**Problem description:**
Output each entry verbatim and exclude every picture from it.

☆ ☆ ☆

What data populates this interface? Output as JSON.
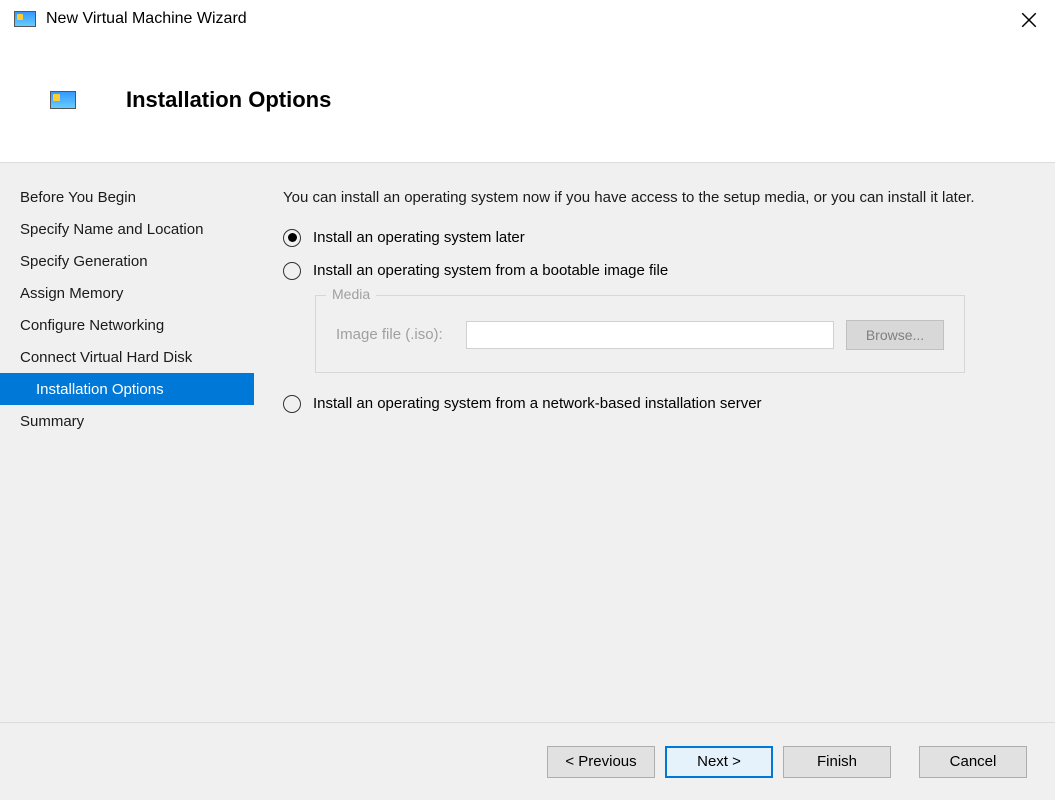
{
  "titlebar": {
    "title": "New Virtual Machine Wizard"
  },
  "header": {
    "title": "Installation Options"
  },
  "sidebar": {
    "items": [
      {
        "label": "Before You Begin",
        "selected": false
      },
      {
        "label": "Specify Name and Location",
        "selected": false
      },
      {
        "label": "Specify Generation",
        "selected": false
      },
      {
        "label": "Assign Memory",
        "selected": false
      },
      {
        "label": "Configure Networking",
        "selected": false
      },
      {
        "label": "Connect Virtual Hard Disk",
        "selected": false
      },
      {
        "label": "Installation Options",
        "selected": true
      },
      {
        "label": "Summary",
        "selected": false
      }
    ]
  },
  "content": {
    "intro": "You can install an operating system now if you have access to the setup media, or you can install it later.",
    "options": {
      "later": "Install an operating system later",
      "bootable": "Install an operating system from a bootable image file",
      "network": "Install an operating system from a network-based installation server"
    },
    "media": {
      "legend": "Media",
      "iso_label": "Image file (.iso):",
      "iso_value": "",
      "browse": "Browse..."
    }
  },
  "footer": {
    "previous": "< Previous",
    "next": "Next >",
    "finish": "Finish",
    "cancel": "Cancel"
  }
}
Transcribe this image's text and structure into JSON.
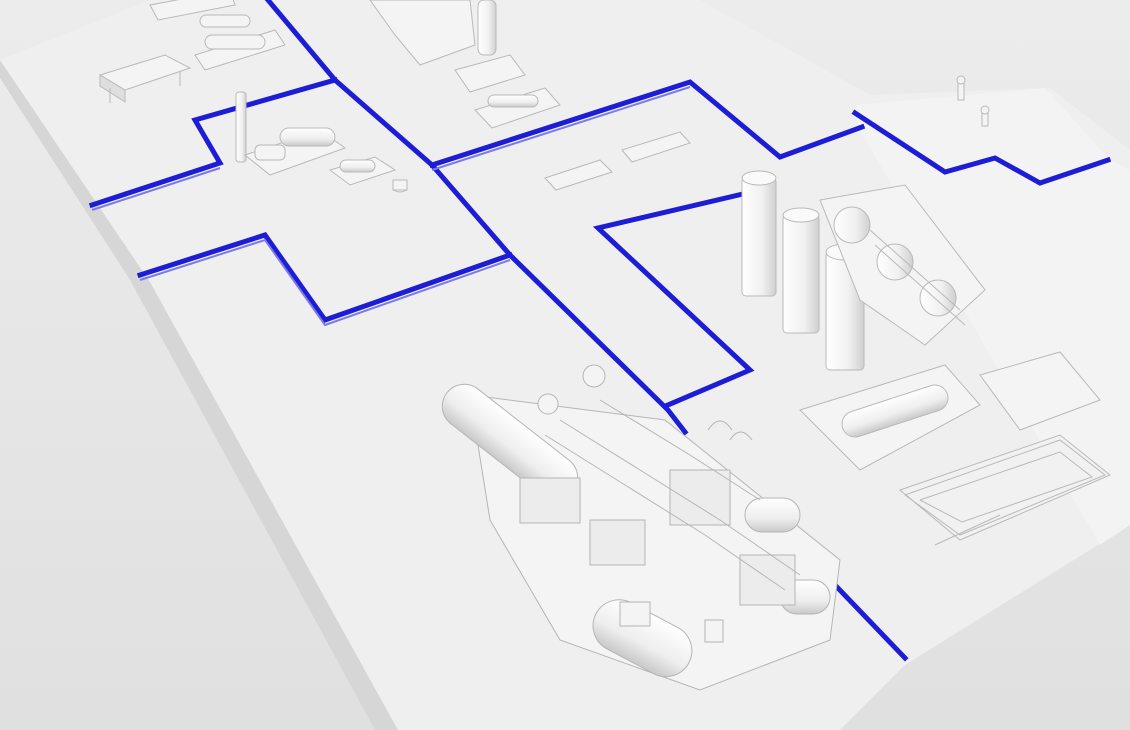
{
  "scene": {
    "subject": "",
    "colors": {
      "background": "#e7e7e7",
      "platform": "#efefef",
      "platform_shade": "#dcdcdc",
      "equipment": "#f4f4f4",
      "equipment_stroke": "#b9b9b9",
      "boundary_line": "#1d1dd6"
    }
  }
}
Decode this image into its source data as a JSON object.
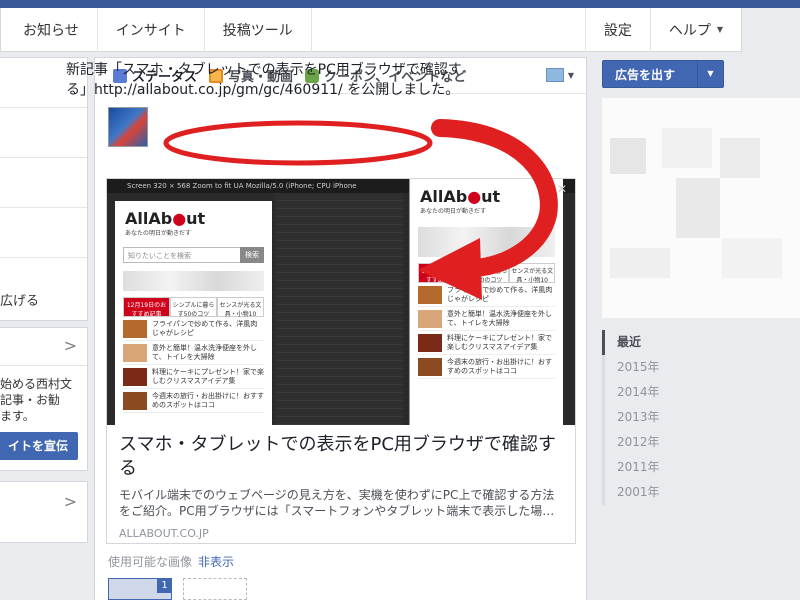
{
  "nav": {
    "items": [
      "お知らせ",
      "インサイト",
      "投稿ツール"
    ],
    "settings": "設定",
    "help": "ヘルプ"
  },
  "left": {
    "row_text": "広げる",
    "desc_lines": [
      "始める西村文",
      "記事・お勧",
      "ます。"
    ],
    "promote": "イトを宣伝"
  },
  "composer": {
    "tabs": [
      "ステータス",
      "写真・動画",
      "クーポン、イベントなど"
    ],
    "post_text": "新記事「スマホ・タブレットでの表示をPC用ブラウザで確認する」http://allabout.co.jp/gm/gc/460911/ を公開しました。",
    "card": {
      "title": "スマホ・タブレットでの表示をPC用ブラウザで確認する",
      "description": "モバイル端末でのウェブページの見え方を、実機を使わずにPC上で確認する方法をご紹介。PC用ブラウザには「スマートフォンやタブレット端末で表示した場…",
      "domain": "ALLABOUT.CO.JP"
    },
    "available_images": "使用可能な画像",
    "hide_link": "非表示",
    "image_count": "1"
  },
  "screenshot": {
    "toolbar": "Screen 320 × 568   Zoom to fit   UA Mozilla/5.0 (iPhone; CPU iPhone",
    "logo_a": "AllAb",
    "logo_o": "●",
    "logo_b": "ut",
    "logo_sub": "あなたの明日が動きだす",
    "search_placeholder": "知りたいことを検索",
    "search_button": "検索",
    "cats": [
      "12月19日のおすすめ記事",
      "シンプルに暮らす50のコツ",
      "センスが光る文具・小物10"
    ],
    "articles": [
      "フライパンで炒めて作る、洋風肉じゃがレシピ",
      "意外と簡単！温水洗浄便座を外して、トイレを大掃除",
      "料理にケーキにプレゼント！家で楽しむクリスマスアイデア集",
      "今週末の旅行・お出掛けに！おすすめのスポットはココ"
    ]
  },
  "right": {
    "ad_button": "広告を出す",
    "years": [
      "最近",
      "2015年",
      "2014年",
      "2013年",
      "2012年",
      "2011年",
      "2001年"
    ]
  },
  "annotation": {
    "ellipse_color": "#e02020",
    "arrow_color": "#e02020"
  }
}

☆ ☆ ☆

**Task result:**
What data populates this interface? Output as JSON.
{
  "titlebar": {
    "title": "New Virtual Machine Wizard"
  },
  "header": {
    "title": "Installation Options"
  },
  "sidebar": {
    "items": [
      {
        "label": "Before You Begin",
        "selected": false
      },
      {
        "label": "Specify Name and Location",
        "selected": false
      },
      {
        "label": "Specify Generation",
        "selected": false
      },
      {
        "label": "Assign Memory",
        "selected": false
      },
      {
        "label": "Configure Networking",
        "selected": false
      },
      {
        "label": "Connect Virtual Hard Disk",
        "selected": false
      },
      {
        "label": "Installation Options",
        "selected": true
      },
      {
        "label": "Summary",
        "selected": false
      }
    ]
  },
  "content": {
    "intro": "You can install an operating system now if you have access to the setup media, or you can install it later.",
    "options": {
      "later": "Install an operating system later",
      "bootable": "Install an operating system from a bootable image file",
      "network": "Install an operating system from a network-based installation server"
    },
    "media": {
      "legend": "Media",
      "iso_label": "Image file (.iso):",
      "iso_value": "",
      "browse": "Browse..."
    }
  },
  "footer": {
    "previous": "< Previous",
    "next": "Next >",
    "finish": "Finish",
    "cancel": "Cancel"
  }
}
Transcribe this image's text and structure into JSON.
{
  "scene": {
    "subject": "",
    "colors": {
      "background": "#e7e7e7",
      "platform": "#efefef",
      "platform_shade": "#dcdcdc",
      "equipment": "#f4f4f4",
      "equipment_stroke": "#b9b9b9",
      "boundary_line": "#1d1dd6"
    }
  }
}
Decode this image into its source data as a JSON object.
{
  "nav": {
    "items": [
      "お知らせ",
      "インサイト",
      "投稿ツール"
    ],
    "settings": "設定",
    "help": "ヘルプ"
  },
  "left": {
    "row_text": "広げる",
    "desc_lines": [
      "始める西村文",
      "記事・お勧",
      "ます。"
    ],
    "promote": "イトを宣伝"
  },
  "composer": {
    "tabs": [
      "ステータス",
      "写真・動画",
      "クーポン、イベントなど"
    ],
    "post_text": "新記事「スマホ・タブレットでの表示をPC用ブラウザで確認する」http://allabout.co.jp/gm/gc/460911/ を公開しました。",
    "card": {
      "title": "スマホ・タブレットでの表示をPC用ブラウザで確認する",
      "description": "モバイル端末でのウェブページの見え方を、実機を使わずにPC上で確認する方法をご紹介。PC用ブラウザには「スマートフォンやタブレット端末で表示した場…",
      "domain": "ALLABOUT.CO.JP"
    },
    "available_images": "使用可能な画像",
    "hide_link": "非表示",
    "image_count": "1"
  },
  "screenshot": {
    "toolbar": "Screen 320 × 568   Zoom to fit   UA Mozilla/5.0 (iPhone; CPU iPhone",
    "logo_a": "AllAb",
    "logo_o": "●",
    "logo_b": "ut",
    "logo_sub": "あなたの明日が動きだす",
    "search_placeholder": "知りたいことを検索",
    "search_button": "検索",
    "cats": [
      "12月19日のおすすめ記事",
      "シンプルに暮らす50のコツ",
      "センスが光る文具・小物10"
    ],
    "articles": [
      "フライパンで炒めて作る、洋風肉じゃがレシピ",
      "意外と簡単！温水洗浄便座を外して、トイレを大掃除",
      "料理にケーキにプレゼント！家で楽しむクリスマスアイデア集",
      "今週末の旅行・お出掛けに！おすすめのスポットはココ"
    ]
  },
  "right": {
    "ad_button": "広告を出す",
    "years": [
      "最近",
      "2015年",
      "2014年",
      "2013年",
      "2012年",
      "2011年",
      "2001年"
    ]
  },
  "annotation": {
    "ellipse_color": "#e02020",
    "arrow_color": "#e02020"
  }
}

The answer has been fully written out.